#### [To do]
Your answer should consist of the lines below that hold the word "icon".

[Items from an interface collection]
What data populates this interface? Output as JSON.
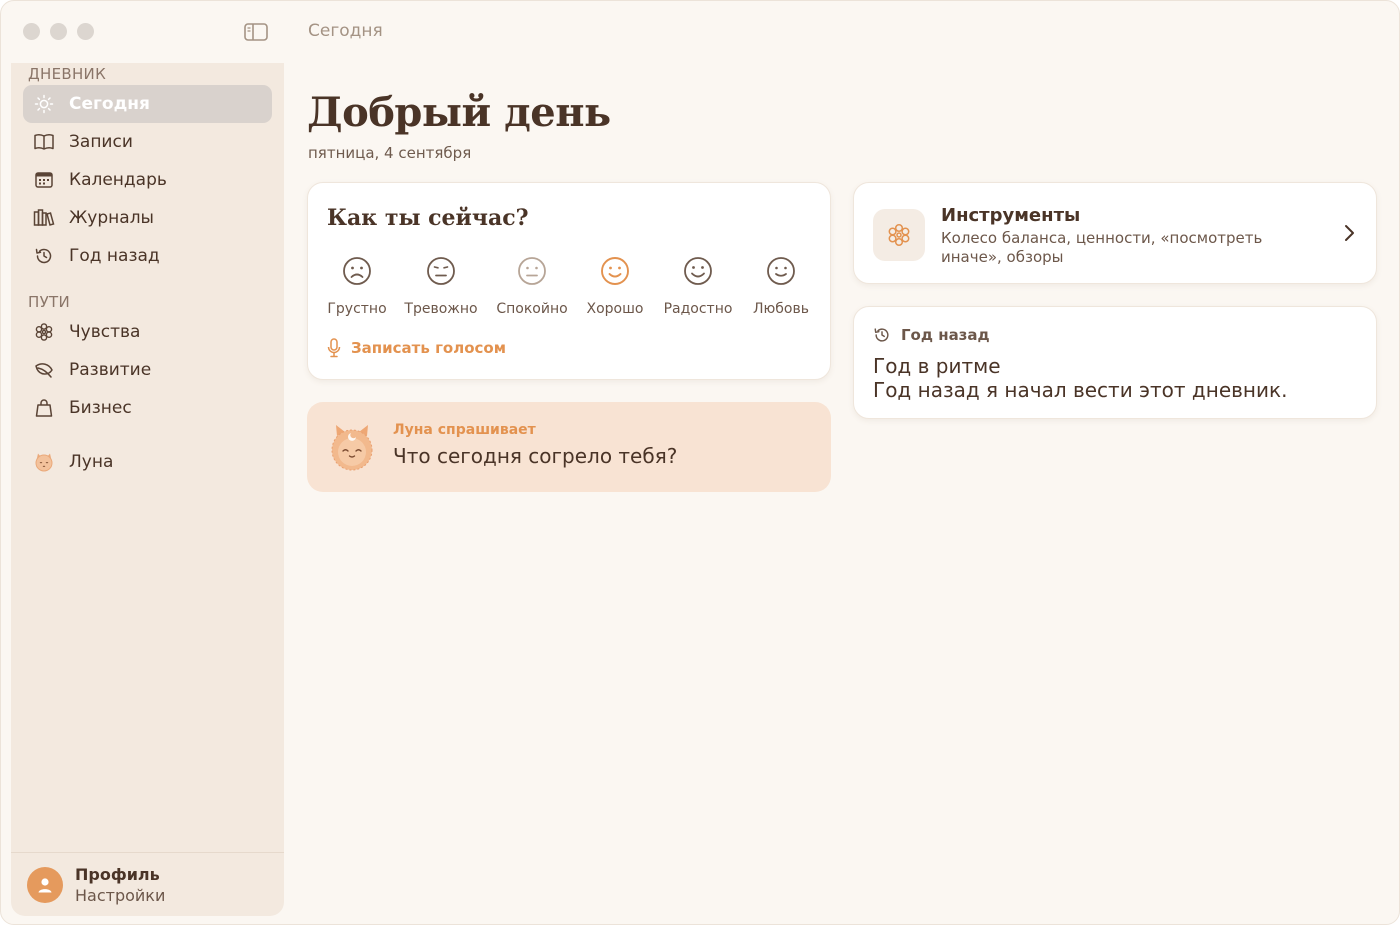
{
  "window": {
    "title": "Сегодня"
  },
  "sidebar": {
    "section_diary": "ДНЕВНИК",
    "section_paths": "ПУТИ",
    "items": [
      {
        "label": "Сегодня",
        "icon": "sun-icon",
        "active": true
      },
      {
        "label": "Записи",
        "icon": "book-icon"
      },
      {
        "label": "Календарь",
        "icon": "calendar-icon"
      },
      {
        "label": "Журналы",
        "icon": "books-icon"
      },
      {
        "label": "Год назад",
        "icon": "history-icon"
      }
    ],
    "paths": [
      {
        "label": "Чувства",
        "icon": "flower-icon"
      },
      {
        "label": "Развитие",
        "icon": "leaf-icon"
      },
      {
        "label": "Бизнес",
        "icon": "bag-icon"
      }
    ],
    "luna": {
      "label": "Луна",
      "icon": "luna-icon"
    },
    "profile": {
      "name": "Профиль",
      "settings": "Настройки"
    }
  },
  "main": {
    "greeting": "Добрый день",
    "date": "пятница, 4 сентября",
    "mood": {
      "title": "Как ты сейчас?",
      "options": [
        "Грустно",
        "Тревожно",
        "Спокойно",
        "Хорошо",
        "Радостно",
        "Любовь"
      ],
      "selected": "Хорошо",
      "voice_label": "Записать голосом"
    },
    "luna_prompt": {
      "who": "Луна спрашивает",
      "question": "Что сегодня согрело тебя?"
    },
    "tools": {
      "title": "Инструменты",
      "subtitle": "Колесо баланса, ценности, «посмотреть иначе», обзоры"
    },
    "year_ago": {
      "label": "Год назад",
      "title": "Год в ритме",
      "text": "Год назад я начал вести этот дневник."
    }
  },
  "colors": {
    "accent": "#e3924f",
    "background": "#fbf7f2",
    "sidebar": "#f3e9df",
    "text": "#4a3427",
    "luna_card": "#f8e3d3"
  }
}
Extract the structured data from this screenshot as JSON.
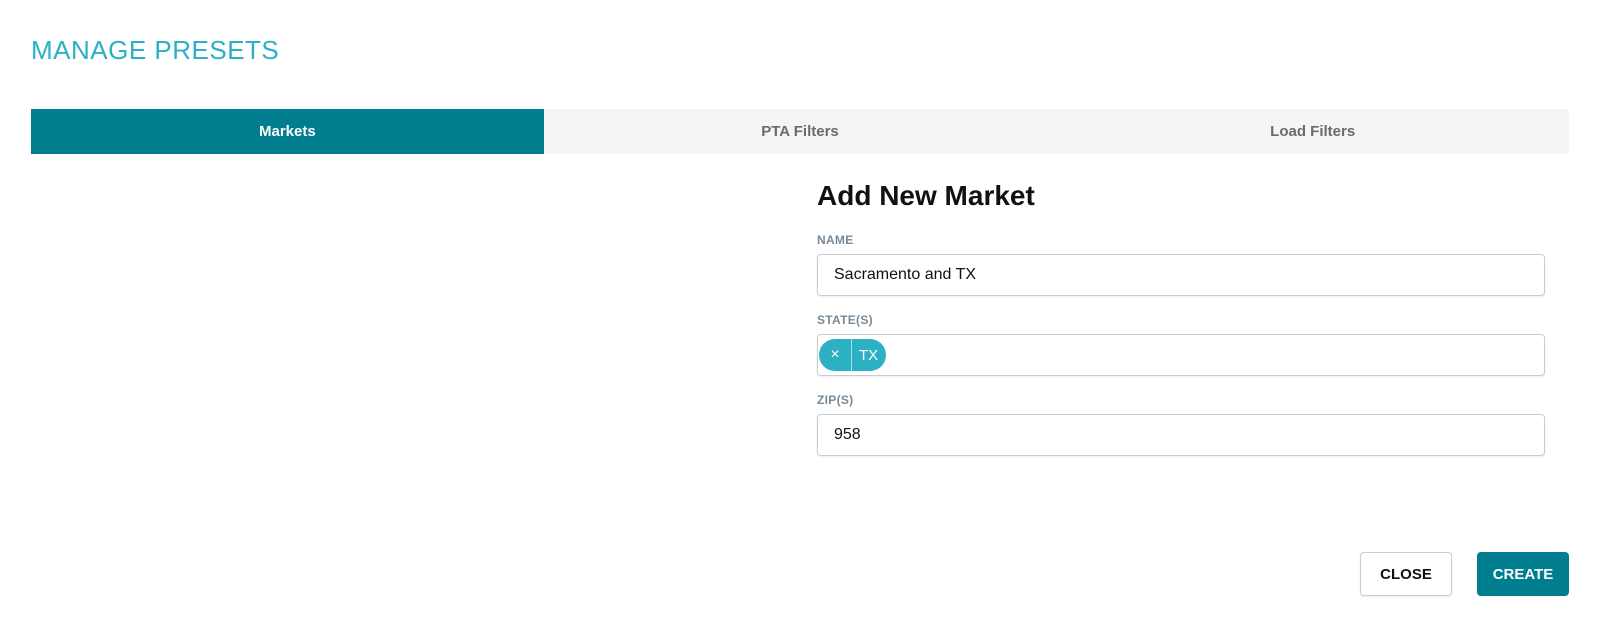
{
  "modal": {
    "title": "MANAGE PRESETS"
  },
  "tabs": [
    {
      "label": "Markets",
      "active": true
    },
    {
      "label": "PTA Filters",
      "active": false
    },
    {
      "label": "Load Filters",
      "active": false
    }
  ],
  "form": {
    "heading": "Add New Market",
    "name": {
      "label": "NAME",
      "value": "Sacramento and TX"
    },
    "states": {
      "label": "STATE(S)",
      "tags": [
        {
          "label": "TX",
          "remove_glyph": "×"
        }
      ]
    },
    "zips": {
      "label": "ZIP(S)",
      "value": "958"
    }
  },
  "actions": {
    "close_label": "CLOSE",
    "create_label": "CREATE"
  },
  "colors": {
    "accent": "#2bb0c4",
    "primary": "#007d8f",
    "tab_inactive_bg": "#f5f5f5"
  }
}
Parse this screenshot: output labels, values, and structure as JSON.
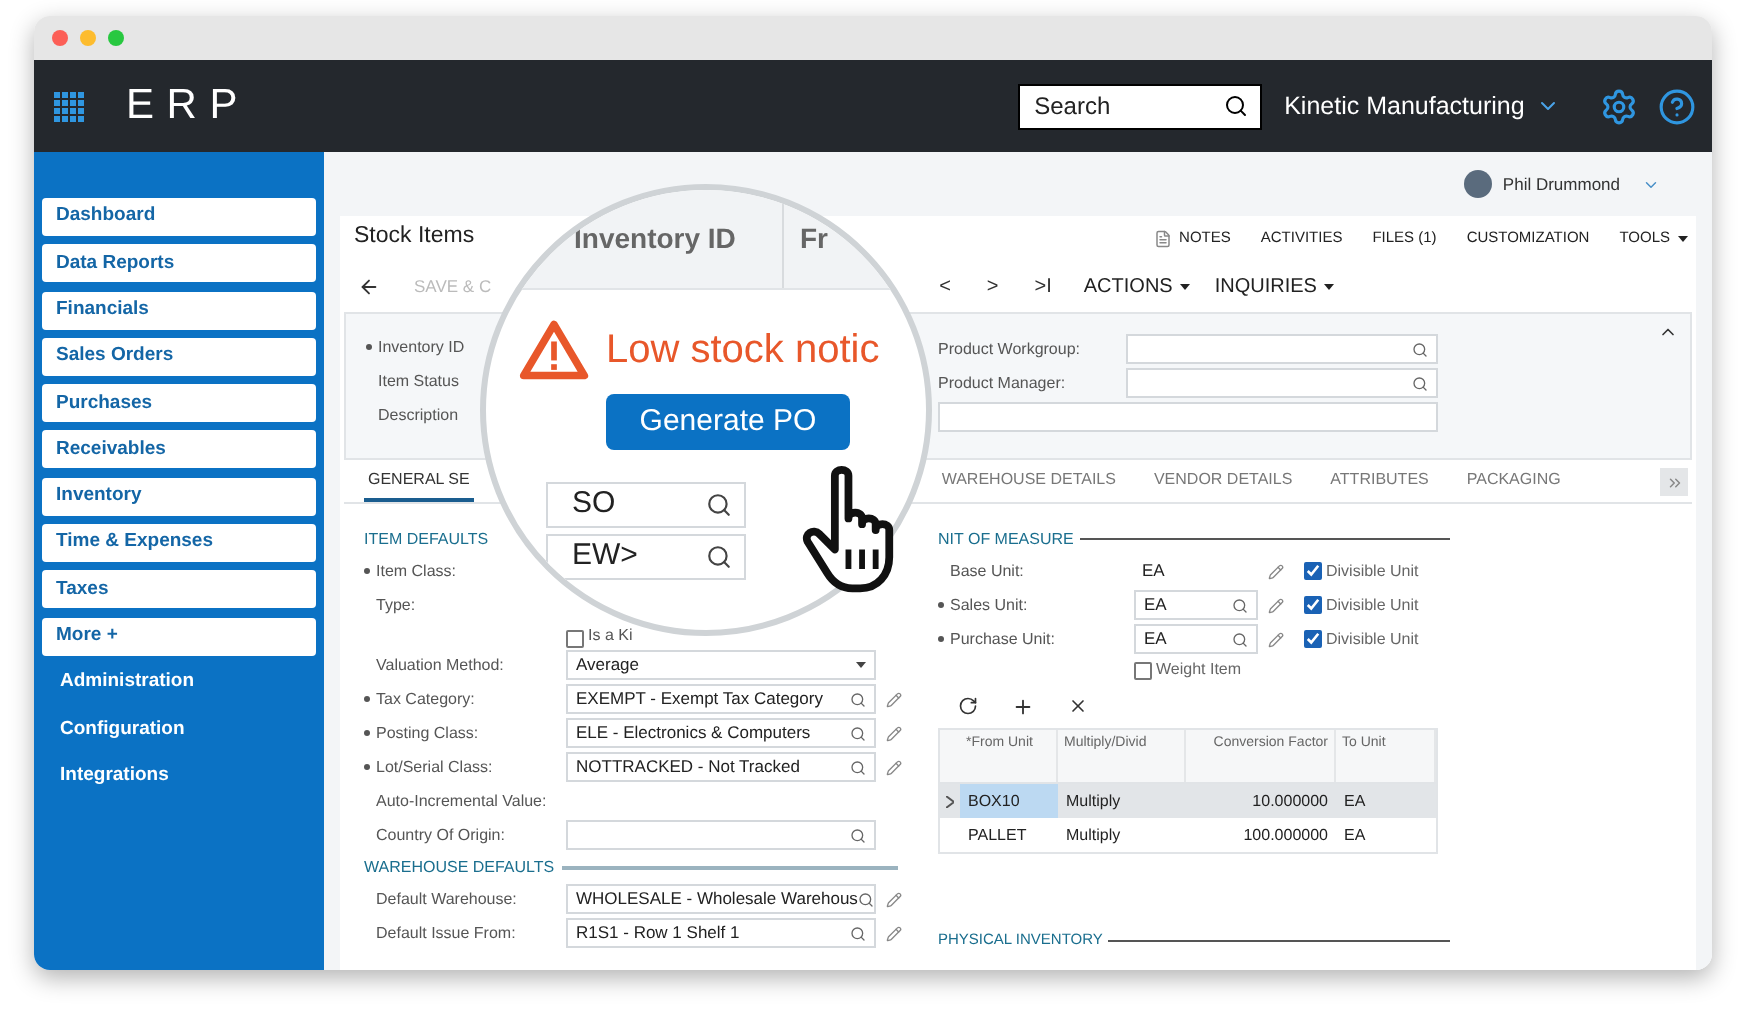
{
  "topbar": {
    "logo": "ERP",
    "search": {
      "placeholder": "Search"
    },
    "company": "Kinetic Manufacturing"
  },
  "sidebar": {
    "items": [
      {
        "label": "Dashboard",
        "kind": "tile"
      },
      {
        "label": "Data Reports",
        "kind": "tile"
      },
      {
        "label": "Financials",
        "kind": "tile"
      },
      {
        "label": "Sales Orders",
        "kind": "tile"
      },
      {
        "label": "Purchases",
        "kind": "tile"
      },
      {
        "label": "Receivables",
        "kind": "tile"
      },
      {
        "label": "Inventory",
        "kind": "tile"
      },
      {
        "label": "Time & Expenses",
        "kind": "tile"
      },
      {
        "label": "Taxes",
        "kind": "tile"
      },
      {
        "label": "More +",
        "kind": "tile"
      },
      {
        "label": "Administration",
        "kind": "link"
      },
      {
        "label": "Configuration",
        "kind": "link"
      },
      {
        "label": "Integrations",
        "kind": "link"
      }
    ]
  },
  "user": {
    "name": "Phil Drummond"
  },
  "page": {
    "title": "Stock Items",
    "header_links": [
      {
        "label": "NOTES",
        "kind": "note"
      },
      {
        "label": "ACTIVITIES",
        "kind": "plain"
      },
      {
        "label": "FILES (1)",
        "kind": "plain"
      },
      {
        "label": "CUSTOMIZATION",
        "kind": "plain"
      },
      {
        "label": "TOOLS",
        "kind": "menu"
      }
    ]
  },
  "toolbar": {
    "save": "SAVE & C",
    "nav": [
      "<",
      ">",
      ">I"
    ],
    "menus": [
      "ACTIONS",
      "INQUIRIES"
    ]
  },
  "summary": {
    "left": [
      {
        "label": "Inventory ID",
        "required": true
      },
      {
        "label": "Item Status",
        "required": false
      },
      {
        "label": "Description",
        "required": false
      }
    ],
    "right": [
      {
        "label": "Product Workgroup:",
        "kind": "lookup"
      },
      {
        "label": "Product Manager:",
        "kind": "lookup"
      },
      {
        "kind": "wide"
      }
    ]
  },
  "tabs": [
    {
      "label": "GENERAL SE",
      "selected": true
    },
    {
      "label": "WAREHOUSE DETAILS",
      "selected": false
    },
    {
      "label": "VENDOR DETAILS",
      "selected": false
    },
    {
      "label": "ATTRIBUTES",
      "selected": false
    },
    {
      "label": "PACKAGING",
      "selected": false
    }
  ],
  "left_sections": [
    {
      "title": "ITEM DEFAULTS",
      "rows": [
        {
          "kind": "covered",
          "label": "Item Class:",
          "required": true
        },
        {
          "kind": "covered",
          "label": "Type:",
          "required": false
        },
        {
          "kind": "checkbox",
          "label": "Is a Ki",
          "checked": false
        },
        {
          "kind": "select",
          "label": "Valuation Method:",
          "required": false,
          "value": "Average"
        },
        {
          "kind": "lookup",
          "label": "Tax Category:",
          "required": true,
          "value": "EXEMPT - Exempt Tax Category",
          "edit": true
        },
        {
          "kind": "lookup",
          "label": "Posting Class:",
          "required": true,
          "value": "ELE - Electronics & Computers",
          "edit": true
        },
        {
          "kind": "lookup",
          "label": "Lot/Serial Class:",
          "required": true,
          "value": "NOTTRACKED - Not Tracked",
          "edit": true
        },
        {
          "kind": "label",
          "label": "Auto-Incremental Value:",
          "required": false
        },
        {
          "kind": "lookup",
          "label": "Country Of Origin:",
          "required": false,
          "edit": false
        }
      ]
    },
    {
      "title": "WAREHOUSE DEFAULTS",
      "rows": [
        {
          "kind": "lookup",
          "label": "Default Warehouse:",
          "required": false,
          "value": "WHOLESALE - Wholesale Warehous",
          "edit": true
        },
        {
          "kind": "lookup",
          "label": "Default Issue From:",
          "required": false,
          "value": "R1S1 - Row 1 Shelf 1",
          "edit": true
        }
      ]
    }
  ],
  "uom": {
    "title": "NIT OF MEASURE",
    "rows": [
      {
        "label": "Base Unit:",
        "required": false,
        "value": "EA",
        "lookup": false,
        "checkbox": {
          "label": "Divisible Unit",
          "checked": true
        }
      },
      {
        "label": "Sales Unit:",
        "required": true,
        "value": "EA",
        "lookup": true,
        "checkbox": {
          "label": "Divisible Unit",
          "checked": true
        }
      },
      {
        "label": "Purchase Unit:",
        "required": true,
        "value": "EA",
        "lookup": true,
        "checkbox": {
          "label": "Divisible Unit",
          "checked": true
        }
      }
    ],
    "weight": {
      "label": "Weight Item",
      "checked": false
    },
    "table": {
      "columns": [
        "*From Unit",
        "Multiply/Divid",
        "Conversion Factor",
        "To Unit"
      ],
      "rows": [
        {
          "cells": [
            "BOX10",
            "Multiply",
            "10.000000",
            "EA"
          ],
          "selected": true
        },
        {
          "cells": [
            "PALLET",
            "Multiply",
            "100.000000",
            "EA"
          ],
          "selected": false
        }
      ]
    }
  },
  "next_section": "PHYSICAL INVENTORY",
  "magnifier": {
    "header": [
      "Inventory ID",
      "Fr"
    ],
    "notice": "Low stock notic",
    "button": "Generate PO",
    "fields": [
      "SO",
      "EW>"
    ]
  }
}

#### [Finished task]
        "icon": "sun-icon",
        "icon": "book-icon"
        "icon": "calendar-icon"
        "icon": "books-icon"
        "icon": "history-icon"
        "icon": "flower-icon"
        "icon": "leaf-icon"
        "icon": "bag-icon"
      "icon": "luna-icon"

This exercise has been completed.